#### TASK TO CARRY OUT
Count the lines containing "Produk" in the entries underneath, and state that count without anything else.

#### Records from a dataset
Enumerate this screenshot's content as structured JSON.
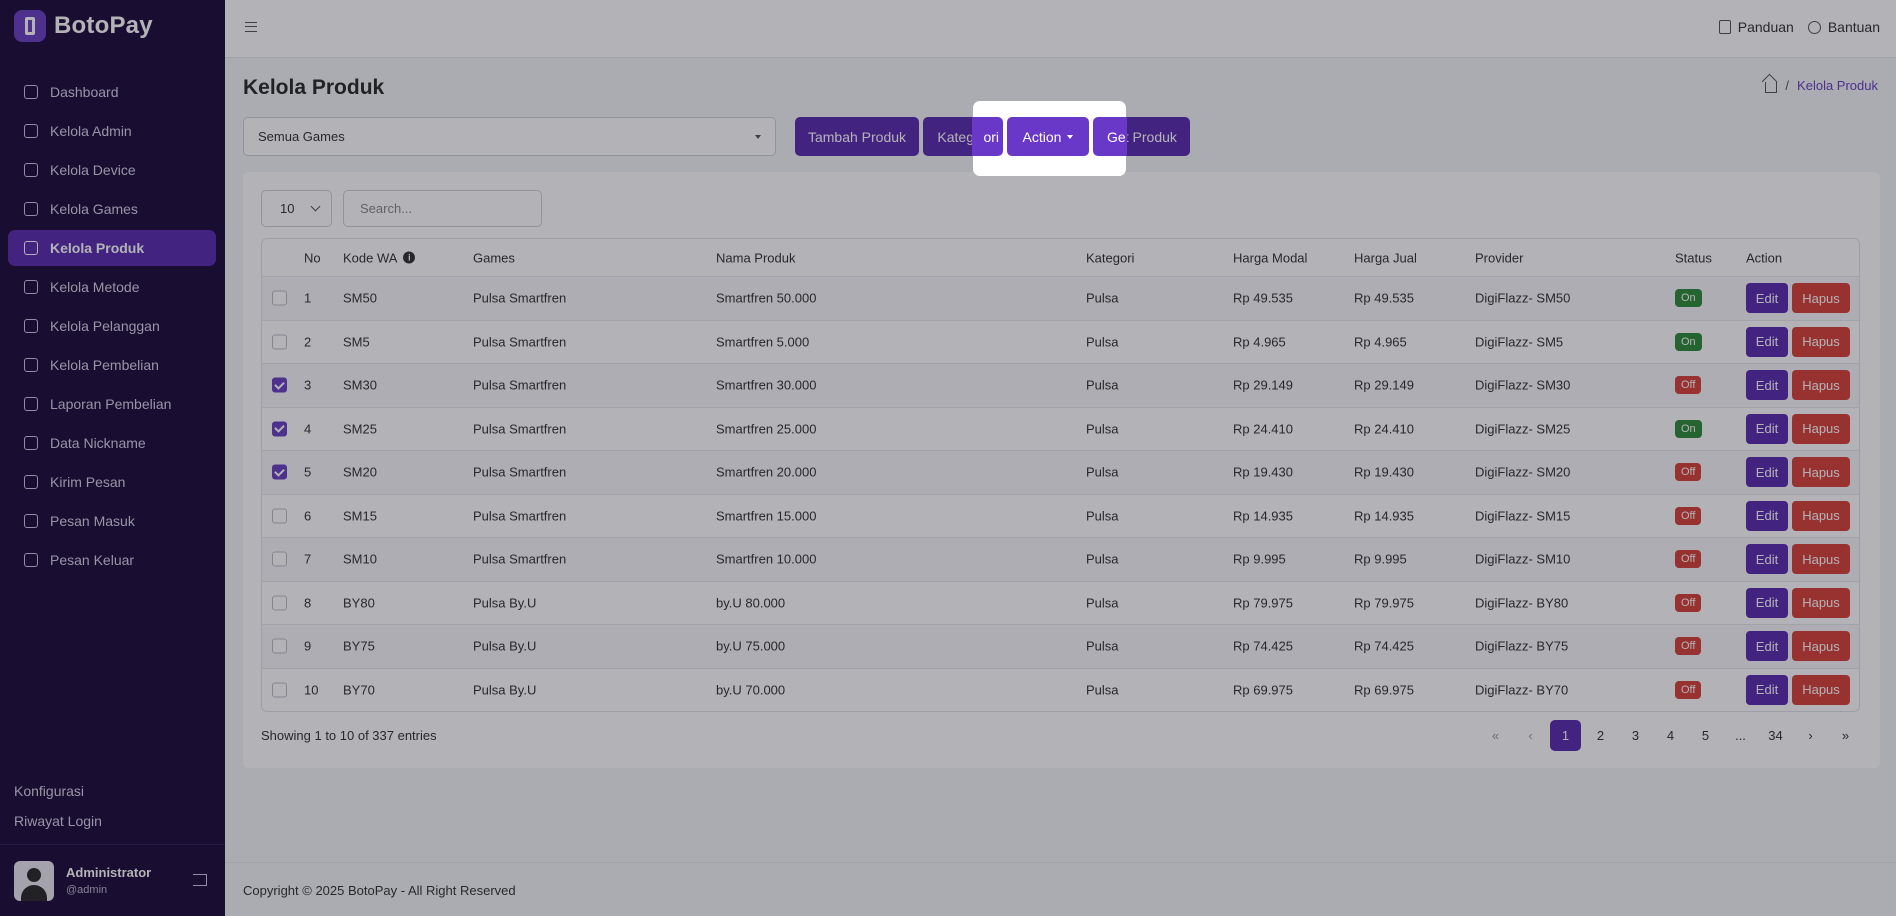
{
  "app": {
    "brand": "BotoPay"
  },
  "sidebar": {
    "items": [
      {
        "label": "Dashboard",
        "icon": "home-icon"
      },
      {
        "label": "Kelola Admin",
        "icon": "user-icon"
      },
      {
        "label": "Kelola Device",
        "icon": "device-icon"
      },
      {
        "label": "Kelola Games",
        "icon": "gamepad-icon"
      },
      {
        "label": "Kelola Produk",
        "icon": "box-icon",
        "active": true
      },
      {
        "label": "Kelola Metode",
        "icon": "card-icon"
      },
      {
        "label": "Kelola Pelanggan",
        "icon": "users-icon"
      },
      {
        "label": "Kelola Pembelian",
        "icon": "cart-icon"
      },
      {
        "label": "Laporan Pembelian",
        "icon": "report-icon"
      },
      {
        "label": "Data Nickname",
        "icon": "file-icon"
      },
      {
        "label": "Kirim Pesan",
        "icon": "send-icon"
      },
      {
        "label": "Pesan Masuk",
        "icon": "message-icon"
      },
      {
        "label": "Pesan Keluar",
        "icon": "message-out-icon"
      }
    ],
    "bottom_links": [
      "Konfigurasi",
      "Riwayat Login"
    ],
    "user": {
      "name": "Administrator",
      "handle": "@admin"
    }
  },
  "header": {
    "panduan": "Panduan",
    "bantuan": "Bantuan"
  },
  "page": {
    "title": "Kelola Produk",
    "breadcrumb": "Kelola Produk",
    "game_select": "Semua Games",
    "buttons": {
      "tambah": "Tambah Produk",
      "kategori": "Kategori",
      "action": "Action",
      "get": "Get Produk"
    },
    "length_select": "10",
    "search_placeholder": "Search..."
  },
  "table": {
    "headers": {
      "no": "No",
      "kode": "Kode WA",
      "games": "Games",
      "nama": "Nama Produk",
      "kategori": "Kategori",
      "modal": "Harga Modal",
      "jual": "Harga Jual",
      "provider": "Provider",
      "status": "Status",
      "action": "Action"
    },
    "edit_label": "Edit",
    "hapus_label": "Hapus",
    "rows": [
      {
        "checked": false,
        "no": "1",
        "kode": "SM50",
        "games": "Pulsa Smartfren",
        "nama": "Smartfren 50.000",
        "kategori": "Pulsa",
        "modal": "Rp 49.535",
        "jual": "Rp 49.535",
        "provider": "DigiFlazz- SM50",
        "status": "On"
      },
      {
        "checked": false,
        "no": "2",
        "kode": "SM5",
        "games": "Pulsa Smartfren",
        "nama": "Smartfren 5.000",
        "kategori": "Pulsa",
        "modal": "Rp 4.965",
        "jual": "Rp 4.965",
        "provider": "DigiFlazz- SM5",
        "status": "On"
      },
      {
        "checked": true,
        "no": "3",
        "kode": "SM30",
        "games": "Pulsa Smartfren",
        "nama": "Smartfren 30.000",
        "kategori": "Pulsa",
        "modal": "Rp 29.149",
        "jual": "Rp 29.149",
        "provider": "DigiFlazz- SM30",
        "status": "Off"
      },
      {
        "checked": true,
        "no": "4",
        "kode": "SM25",
        "games": "Pulsa Smartfren",
        "nama": "Smartfren 25.000",
        "kategori": "Pulsa",
        "modal": "Rp 24.410",
        "jual": "Rp 24.410",
        "provider": "DigiFlazz- SM25",
        "status": "On"
      },
      {
        "checked": true,
        "no": "5",
        "kode": "SM20",
        "games": "Pulsa Smartfren",
        "nama": "Smartfren 20.000",
        "kategori": "Pulsa",
        "modal": "Rp 19.430",
        "jual": "Rp 19.430",
        "provider": "DigiFlazz- SM20",
        "status": "Off"
      },
      {
        "checked": false,
        "no": "6",
        "kode": "SM15",
        "games": "Pulsa Smartfren",
        "nama": "Smartfren 15.000",
        "kategori": "Pulsa",
        "modal": "Rp 14.935",
        "jual": "Rp 14.935",
        "provider": "DigiFlazz- SM15",
        "status": "Off"
      },
      {
        "checked": false,
        "no": "7",
        "kode": "SM10",
        "games": "Pulsa Smartfren",
        "nama": "Smartfren 10.000",
        "kategori": "Pulsa",
        "modal": "Rp 9.995",
        "jual": "Rp 9.995",
        "provider": "DigiFlazz- SM10",
        "status": "Off"
      },
      {
        "checked": false,
        "no": "8",
        "kode": "BY80",
        "games": "Pulsa By.U",
        "nama": "by.U 80.000",
        "kategori": "Pulsa",
        "modal": "Rp 79.975",
        "jual": "Rp 79.975",
        "provider": "DigiFlazz- BY80",
        "status": "Off"
      },
      {
        "checked": false,
        "no": "9",
        "kode": "BY75",
        "games": "Pulsa By.U",
        "nama": "by.U 75.000",
        "kategori": "Pulsa",
        "modal": "Rp 74.425",
        "jual": "Rp 74.425",
        "provider": "DigiFlazz- BY75",
        "status": "Off"
      },
      {
        "checked": false,
        "no": "10",
        "kode": "BY70",
        "games": "Pulsa By.U",
        "nama": "by.U 70.000",
        "kategori": "Pulsa",
        "modal": "Rp 69.975",
        "jual": "Rp 69.975",
        "provider": "DigiFlazz- BY70",
        "status": "Off"
      }
    ],
    "showing": "Showing 1 to 10 of 337 entries"
  },
  "pagination": {
    "first": "«",
    "prev": "‹",
    "pages": [
      "1",
      "2",
      "3",
      "4",
      "5",
      "...",
      "34"
    ],
    "active": "1",
    "next": "›",
    "last": "»"
  },
  "footer": {
    "copyright": "Copyright © 2025 BotoPay - All Right Reserved"
  },
  "colors": {
    "primary": "#5b2cae",
    "sidebar": "#1c0b3a",
    "danger": "#d8423a",
    "success": "#2f8b3a"
  }
}
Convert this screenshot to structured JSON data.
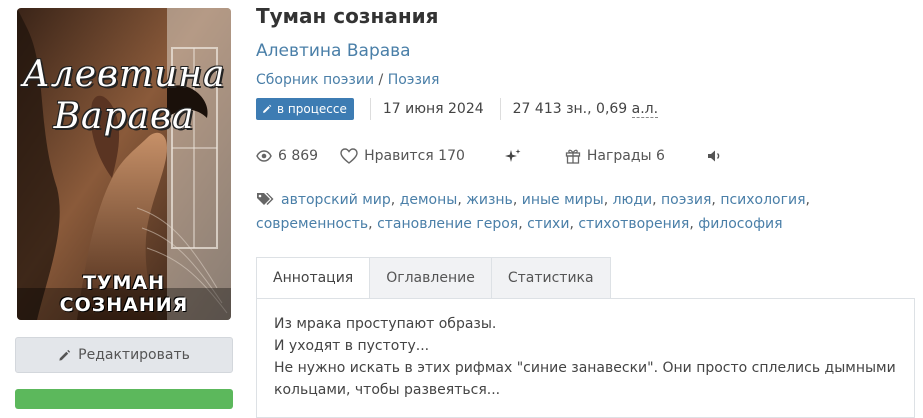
{
  "cover": {
    "author_text": "Алевтина Варава",
    "title_text": "ТУМАН СОЗНАНИЯ"
  },
  "book": {
    "title": "Туман сознания",
    "author": "Алевтина Варава",
    "collection_type": "Сборник поэзии",
    "genre_separator": "/",
    "genre": "Поэзия",
    "status": "в процессе",
    "date": "17 июня 2024",
    "chars": "27 413 зн.,",
    "sheets_value": "0,69",
    "sheets_unit": "а.л."
  },
  "stats": {
    "views": "6 869",
    "likes_label": "Нравится",
    "likes": "170",
    "awards_label": "Награды",
    "awards": "6"
  },
  "tags": [
    "авторский мир",
    "демоны",
    "жизнь",
    "иные миры",
    "люди",
    "поэзия",
    "психология",
    "современность",
    "становление героя",
    "стихи",
    "стихотворения",
    "философия"
  ],
  "tabs": [
    {
      "label": "Аннотация",
      "active": true
    },
    {
      "label": "Оглавление",
      "active": false
    },
    {
      "label": "Статистика",
      "active": false
    }
  ],
  "annotation": [
    "Из мрака проступают образы.",
    "И уходят в пустоту...",
    "Не нужно искать в этих рифмах \"синие занавески\". Они просто сплелись дымными кольцами, чтобы развеяться..."
  ],
  "buttons": {
    "edit_label": "Редактировать"
  },
  "colors": {
    "link": "#4a7fa8",
    "badge": "#3d7cb3",
    "green_button": "#5cb85c"
  }
}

#### EXPECTED ANSWER
6